■ Work order
Return the number of lines below that contain "placeholder"; nothing else belongs in the reply.

Entries from a dataset of interfaces:
----------

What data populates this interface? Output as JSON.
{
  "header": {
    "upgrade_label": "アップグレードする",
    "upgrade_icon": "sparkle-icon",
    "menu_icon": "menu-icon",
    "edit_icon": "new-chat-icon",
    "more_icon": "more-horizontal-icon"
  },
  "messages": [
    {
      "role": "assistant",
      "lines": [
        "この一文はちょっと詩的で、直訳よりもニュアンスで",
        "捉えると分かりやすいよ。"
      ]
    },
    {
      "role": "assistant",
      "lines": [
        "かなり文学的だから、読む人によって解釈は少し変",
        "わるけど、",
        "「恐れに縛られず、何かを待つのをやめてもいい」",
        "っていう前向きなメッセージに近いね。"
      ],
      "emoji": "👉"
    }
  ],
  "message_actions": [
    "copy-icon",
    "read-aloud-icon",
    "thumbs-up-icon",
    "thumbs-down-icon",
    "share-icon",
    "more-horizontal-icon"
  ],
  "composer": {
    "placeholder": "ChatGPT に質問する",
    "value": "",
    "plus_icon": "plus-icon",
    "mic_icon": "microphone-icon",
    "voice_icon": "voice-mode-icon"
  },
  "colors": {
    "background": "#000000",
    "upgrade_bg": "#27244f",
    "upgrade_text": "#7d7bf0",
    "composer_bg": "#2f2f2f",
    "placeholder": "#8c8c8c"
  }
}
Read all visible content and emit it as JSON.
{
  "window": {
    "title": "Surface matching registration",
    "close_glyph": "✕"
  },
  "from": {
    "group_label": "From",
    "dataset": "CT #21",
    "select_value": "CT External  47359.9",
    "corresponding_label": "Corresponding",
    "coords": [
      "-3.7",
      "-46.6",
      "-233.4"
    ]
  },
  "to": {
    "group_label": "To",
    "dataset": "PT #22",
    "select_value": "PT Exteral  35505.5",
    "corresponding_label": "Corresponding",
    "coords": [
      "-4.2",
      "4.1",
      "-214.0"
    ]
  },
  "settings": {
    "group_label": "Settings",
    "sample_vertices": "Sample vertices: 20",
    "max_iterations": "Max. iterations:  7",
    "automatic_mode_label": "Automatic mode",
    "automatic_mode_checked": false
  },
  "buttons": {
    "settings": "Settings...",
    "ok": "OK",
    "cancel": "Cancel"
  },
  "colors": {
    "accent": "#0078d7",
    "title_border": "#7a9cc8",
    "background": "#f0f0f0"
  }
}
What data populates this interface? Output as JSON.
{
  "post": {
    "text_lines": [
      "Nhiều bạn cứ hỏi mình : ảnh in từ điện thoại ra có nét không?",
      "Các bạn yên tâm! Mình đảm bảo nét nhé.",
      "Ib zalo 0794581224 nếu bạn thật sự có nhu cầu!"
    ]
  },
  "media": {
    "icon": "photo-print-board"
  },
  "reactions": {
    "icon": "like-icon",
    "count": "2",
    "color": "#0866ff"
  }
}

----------

■ Task result
2